Nonetheless, there is no liability to pay damage as claimed by Annabel, Bilal, Colin, and Eric’s estate, majorlybecause a cause of action could not be established with the defendant. It cannot be established that Dwain actednegligently. There is substantial or circumstantial evidence which can be relied on in determining negligent actwith Dwain. Although Dwain owns the form, he is not directly involved in the installation or the repair of theelectric wiring system. Therefore, he did not owe any duty to the plaintiff. Although, he owes his employees theduty of care, this duty is limited only to them alone. Lastly in the case of Eric’s estate no liability couldexist in common law for the psychological injury to individual who were informed of incident, and did notessentiallyrecognize the event or its consequence, thus the damages claims could be inconsistent and could notstand in determining the damages. The need for anabrupt shock or undeviating perception of an event or itsconsequence indicates that the presence of an owed duty requires excessively reasonable foreseeability ofpsychological injury.

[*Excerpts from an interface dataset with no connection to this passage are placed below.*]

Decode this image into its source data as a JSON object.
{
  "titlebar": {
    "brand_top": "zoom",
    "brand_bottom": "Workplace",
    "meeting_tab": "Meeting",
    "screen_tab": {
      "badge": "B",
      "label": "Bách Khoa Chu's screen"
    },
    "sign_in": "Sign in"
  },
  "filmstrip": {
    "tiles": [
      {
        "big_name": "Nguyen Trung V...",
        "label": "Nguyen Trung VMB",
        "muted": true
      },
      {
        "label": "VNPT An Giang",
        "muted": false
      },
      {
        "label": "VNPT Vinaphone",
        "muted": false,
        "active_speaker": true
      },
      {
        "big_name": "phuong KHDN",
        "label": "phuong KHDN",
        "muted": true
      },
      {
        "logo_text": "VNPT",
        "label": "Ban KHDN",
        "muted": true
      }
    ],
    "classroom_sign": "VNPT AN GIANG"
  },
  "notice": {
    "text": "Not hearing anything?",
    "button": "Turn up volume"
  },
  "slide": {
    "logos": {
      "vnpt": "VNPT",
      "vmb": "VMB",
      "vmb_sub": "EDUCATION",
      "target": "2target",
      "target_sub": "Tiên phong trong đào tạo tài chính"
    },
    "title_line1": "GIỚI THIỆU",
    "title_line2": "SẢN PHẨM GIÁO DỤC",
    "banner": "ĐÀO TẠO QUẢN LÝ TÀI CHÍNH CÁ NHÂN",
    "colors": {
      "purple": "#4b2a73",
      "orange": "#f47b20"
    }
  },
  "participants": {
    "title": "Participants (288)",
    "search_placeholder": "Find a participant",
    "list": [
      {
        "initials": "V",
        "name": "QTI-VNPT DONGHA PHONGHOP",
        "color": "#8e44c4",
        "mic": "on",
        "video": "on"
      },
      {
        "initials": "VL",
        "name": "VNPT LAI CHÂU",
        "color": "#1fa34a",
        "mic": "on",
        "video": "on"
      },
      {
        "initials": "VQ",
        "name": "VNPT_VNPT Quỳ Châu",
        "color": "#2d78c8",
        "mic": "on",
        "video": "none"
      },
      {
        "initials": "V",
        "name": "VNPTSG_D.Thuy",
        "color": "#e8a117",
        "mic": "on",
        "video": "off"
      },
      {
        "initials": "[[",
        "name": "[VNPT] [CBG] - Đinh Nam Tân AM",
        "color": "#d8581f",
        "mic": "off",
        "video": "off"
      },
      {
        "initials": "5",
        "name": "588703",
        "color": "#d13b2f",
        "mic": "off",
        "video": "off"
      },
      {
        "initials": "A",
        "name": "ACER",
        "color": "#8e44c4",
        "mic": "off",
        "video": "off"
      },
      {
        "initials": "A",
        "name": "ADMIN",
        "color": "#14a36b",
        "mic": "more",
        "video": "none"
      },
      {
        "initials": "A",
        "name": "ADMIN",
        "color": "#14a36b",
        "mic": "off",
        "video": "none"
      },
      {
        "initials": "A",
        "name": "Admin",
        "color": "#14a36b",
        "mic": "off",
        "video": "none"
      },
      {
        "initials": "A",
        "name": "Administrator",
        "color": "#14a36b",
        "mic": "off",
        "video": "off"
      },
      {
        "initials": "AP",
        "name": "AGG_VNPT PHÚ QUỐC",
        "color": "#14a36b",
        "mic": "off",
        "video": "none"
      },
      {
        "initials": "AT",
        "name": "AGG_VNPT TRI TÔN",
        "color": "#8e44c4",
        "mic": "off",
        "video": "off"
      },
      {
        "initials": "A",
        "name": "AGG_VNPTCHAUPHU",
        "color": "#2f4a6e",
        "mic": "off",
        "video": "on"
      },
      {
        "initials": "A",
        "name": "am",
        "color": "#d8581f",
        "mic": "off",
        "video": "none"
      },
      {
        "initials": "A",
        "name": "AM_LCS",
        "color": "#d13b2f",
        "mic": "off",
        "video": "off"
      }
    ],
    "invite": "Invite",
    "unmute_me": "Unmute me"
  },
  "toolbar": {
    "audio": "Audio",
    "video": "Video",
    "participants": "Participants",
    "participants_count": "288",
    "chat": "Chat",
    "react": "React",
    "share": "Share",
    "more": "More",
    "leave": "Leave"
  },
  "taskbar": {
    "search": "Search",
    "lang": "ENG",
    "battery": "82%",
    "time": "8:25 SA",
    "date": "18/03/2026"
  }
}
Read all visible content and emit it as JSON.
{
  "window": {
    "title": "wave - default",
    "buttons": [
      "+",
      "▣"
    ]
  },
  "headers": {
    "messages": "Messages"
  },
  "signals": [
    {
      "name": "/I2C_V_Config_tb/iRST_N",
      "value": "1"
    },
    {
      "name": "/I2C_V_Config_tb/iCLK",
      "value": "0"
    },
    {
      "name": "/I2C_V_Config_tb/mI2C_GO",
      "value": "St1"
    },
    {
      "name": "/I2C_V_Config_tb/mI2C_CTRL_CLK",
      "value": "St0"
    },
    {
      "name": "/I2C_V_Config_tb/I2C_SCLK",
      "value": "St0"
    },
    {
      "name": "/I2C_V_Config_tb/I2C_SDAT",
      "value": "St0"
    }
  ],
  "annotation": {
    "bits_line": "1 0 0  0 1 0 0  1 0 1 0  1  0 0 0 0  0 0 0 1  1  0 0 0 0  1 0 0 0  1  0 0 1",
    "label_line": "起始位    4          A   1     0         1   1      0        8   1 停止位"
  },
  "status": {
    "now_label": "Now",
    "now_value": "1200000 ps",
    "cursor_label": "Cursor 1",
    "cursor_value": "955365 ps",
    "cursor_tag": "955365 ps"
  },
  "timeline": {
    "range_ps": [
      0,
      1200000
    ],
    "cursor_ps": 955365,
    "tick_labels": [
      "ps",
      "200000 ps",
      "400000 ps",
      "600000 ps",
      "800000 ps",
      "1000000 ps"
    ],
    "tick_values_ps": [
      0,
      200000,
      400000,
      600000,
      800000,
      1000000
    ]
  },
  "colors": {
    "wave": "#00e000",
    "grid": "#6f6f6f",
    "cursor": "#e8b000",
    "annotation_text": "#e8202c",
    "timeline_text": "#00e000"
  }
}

On the other hand the claims made by Dwain seeking damages for the negligent inflicted psychological injuryagainst the contractor can be justified. As seen in the case, Attia v British Gas Corporation, where the Attiahiredthe defendant to set upa central heating system in her home. Upon her returning from work she found her house infire and by the time the fire brigade arrived, the fire could not be put out (Abbott, Pendlebury&Wardman 2007).Although the defendant admitted the act of negligence and went on to pay the damages, British Gas Corporationdeclined to pay the damages to the psychological injury suffered by Attia. It disputed the claims, arguing thatit was rationally unforeseeable, thus damages could not be recovered. However, it was ruled that the incident wasreasonably foreseeable. Similarly with the claims made by Dwain, the incident of fire was foreseeable as thecontractor had poorly installed the electric wiring system. The psychological injury to Dwain was a result ofnegligent actions of the contractor which, when judged by the principle of reason ought to have been foreseen.Additionally, it should be considered that in determining the scope of liability in negligence, it is essentialto recognize the concerns which was satisfactory to appealto any legal protection.
Abbott, K., Pendlebury, N., &Wardman, K. 2007,Business law, Thomson, London.
Bar, C. ., Blackie, J., Clive, E. M., Swann, S., & Study Group on a European Civil Code 2009,Non-contractualliability arising out of damage caused to another: (PEL Liab. Dam.), Sellier, Munich
Horsey, K., &Rackley, E. 2013,Tort law, Oxford University Press, Oxford, United Kingdom.